“Unless we take action, the share of children leaving school in developing countries who are unable to read could increase from 53 to 70 per cent”, António Guterres warned in a video message marking the International Day of Education, on Monday.
The UN chief remembered the “chaos” that COVID-19 caused in education worldwide, noting that, at the pandemic’s peak, some 1.6 billion school and college students had their studies interrupted.
Despite the improvement, he believes the crisis is “not over yet”, and the turmoil goes beyond questions of access and inequality.
The theme for the day this year, is “Changing course, transforming education”.
For Mr. Guterres, the world is “changing at a dizzying pace, with technological innovation, unprecedented changes in the world of work, the onset of the climate emergency, and a widespread loss of trust between people and institutions.”
In this scenario, he believes conventional education systems are “struggling” to deliver the knowledge, skills and values needed to create a greener, better and safer future for all.
Because of these challenges, he is convening a Summit on Transforming Education in September.
“The time has come to reignite our collective commitment to education”, he said.

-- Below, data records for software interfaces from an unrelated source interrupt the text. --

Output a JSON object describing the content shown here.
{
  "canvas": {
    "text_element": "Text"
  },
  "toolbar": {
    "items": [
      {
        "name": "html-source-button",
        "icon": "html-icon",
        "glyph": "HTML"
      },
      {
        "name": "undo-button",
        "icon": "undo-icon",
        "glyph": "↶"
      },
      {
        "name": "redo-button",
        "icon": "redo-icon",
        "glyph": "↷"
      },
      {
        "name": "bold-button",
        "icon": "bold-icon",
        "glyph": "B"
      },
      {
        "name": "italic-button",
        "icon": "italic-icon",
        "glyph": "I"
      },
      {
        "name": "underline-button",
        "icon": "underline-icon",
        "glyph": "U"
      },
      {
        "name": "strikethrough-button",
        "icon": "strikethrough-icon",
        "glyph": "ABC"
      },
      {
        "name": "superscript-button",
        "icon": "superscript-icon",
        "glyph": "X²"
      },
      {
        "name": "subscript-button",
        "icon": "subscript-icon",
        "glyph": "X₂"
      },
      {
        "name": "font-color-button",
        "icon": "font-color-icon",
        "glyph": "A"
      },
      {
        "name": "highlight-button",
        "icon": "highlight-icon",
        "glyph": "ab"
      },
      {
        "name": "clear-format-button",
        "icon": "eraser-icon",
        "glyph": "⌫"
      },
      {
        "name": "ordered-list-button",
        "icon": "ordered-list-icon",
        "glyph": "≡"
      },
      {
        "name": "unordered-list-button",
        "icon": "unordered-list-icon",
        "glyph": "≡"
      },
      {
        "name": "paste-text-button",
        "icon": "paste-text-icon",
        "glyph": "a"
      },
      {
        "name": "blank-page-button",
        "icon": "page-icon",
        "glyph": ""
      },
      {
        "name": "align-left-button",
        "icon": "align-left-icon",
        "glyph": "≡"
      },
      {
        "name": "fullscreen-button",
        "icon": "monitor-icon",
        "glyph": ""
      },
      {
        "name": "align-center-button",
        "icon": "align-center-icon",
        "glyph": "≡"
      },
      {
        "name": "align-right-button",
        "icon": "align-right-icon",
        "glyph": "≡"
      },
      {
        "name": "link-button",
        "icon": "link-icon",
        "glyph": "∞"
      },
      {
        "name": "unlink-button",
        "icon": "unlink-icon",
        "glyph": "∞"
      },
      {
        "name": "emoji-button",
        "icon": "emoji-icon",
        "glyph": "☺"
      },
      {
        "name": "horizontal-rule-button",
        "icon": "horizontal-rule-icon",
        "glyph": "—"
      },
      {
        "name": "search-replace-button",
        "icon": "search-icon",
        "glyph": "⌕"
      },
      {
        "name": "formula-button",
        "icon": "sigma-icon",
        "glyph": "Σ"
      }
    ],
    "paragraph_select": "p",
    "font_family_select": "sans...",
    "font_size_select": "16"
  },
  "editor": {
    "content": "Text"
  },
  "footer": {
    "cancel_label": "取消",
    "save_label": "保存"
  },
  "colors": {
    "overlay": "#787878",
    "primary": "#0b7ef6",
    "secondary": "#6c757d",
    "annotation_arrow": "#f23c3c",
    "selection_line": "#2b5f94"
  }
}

For him, that means “putting education at the heart of broader recovery efforts, aimed at transforming economies and societies and accelerating progress on sustainable development.”
It also means financial solidarity with developing countries and understanding how national education systems can be reformed, between now and 2030.
Mr. Guterres noted the Summit will be the first time that world leaders, young people and all education stakeholders come together to consider these fundamental questions.
Students wash their hands at their school in Dhaka, Bangladesh., by © UNICEF/Bashir Ahmed Sujan
In a message, the President of the General Assembly, Abdulla Shahid, also stressed the need to reflect on the impact of two years of the COVID-19 pandemic.
Highlighting the challenges created for the empowerment of children and youth, Mr. Shahid mentioned a UN joint publication showing that students worldwide could lose a total of $17 trillion in lifetime earnings as a result of these constraints.
For him, this number is a call to close the digital divide, to empower girls and boys, in particular those in rural and isolated areas, and to strengthen support for persons living with disabilities, as well as other vulnerable groups.
“In a world of increasing complexity, uncertainty, and precarity, knowledge, education and learning need to be reimagined”, he argued.
Mr. Shahid also believes the world needs “an education system that could leverage humanity’s collective intelligence.”
“A system that advances, rather than subverts, our aspirations for inclusive education based on the principles of justice, equity and respect for human rights”, he concluded.
According to new data released by the UN Educational, Scientific and Cultural Organization (UNESCO) on Monday, schools are currently open in 135 countries, and in 25 nations, it has been temporarily suspended by extending the end-of-year break.
Only a dozen countries have opted to close schools and pivot to fully remote rather than in-person learning since the outbreak of the Omicron variant.
This is in stark contrast with the same period last year when most schools were closed, and learning was fully remote in 40 countries.
For the UN agency, this shows that a large majority of countries are using lessons from the past two years to keep classrooms accessible, with reinforced health and safety protocols.
“Education continues to be deeply disrupted by the pandemic, but all countries are now keenly aware of the dramatic costs of keeping schools closed as UNESCO said for the past two years”, said the agency’s Director-General, Audrey Azoulay.
A dozen countries surveyed – including Brazil, France, Kazakhstan, Mexico, Palestine and Ukraine – now use traffic light monitoring systems that trigger different measures according to levels of infection: mask wearing, hand washing, ventilation, but also indoor and outdoor distancing, and class closures on a case-by-case basis to avoid impacting all students.
Other countries, including Canada, France, United Kingdom and Italy, are also using mass rapid test-to-stay policies.
Once again, UNESCO called for more efforts to vaccinate educators, noting teachers were not included in any priority group in up to a third of countries.
For the UNESCO chief, more action is needed to bring back to school all the children who have moved away from it and to recover learning losses.
“Without remedial action and focus on the most vulnerable students, the COVID-19 pandemic will carry dramatic long-term consequences”, Ms. Azoulay warned.
In fact, more than 50 per cent of teachers state that students had not progressed to the levels expected, according to a large-scale survey conducted by UNESCO and the International Association for the Evaluation of Educational Achievement.
In the study, conducted in 11 countries, most teachers agreed that it was difficult to provide necessary support for vulnerable students. And over 50 per cent of students said they were anxious about the changes taking place.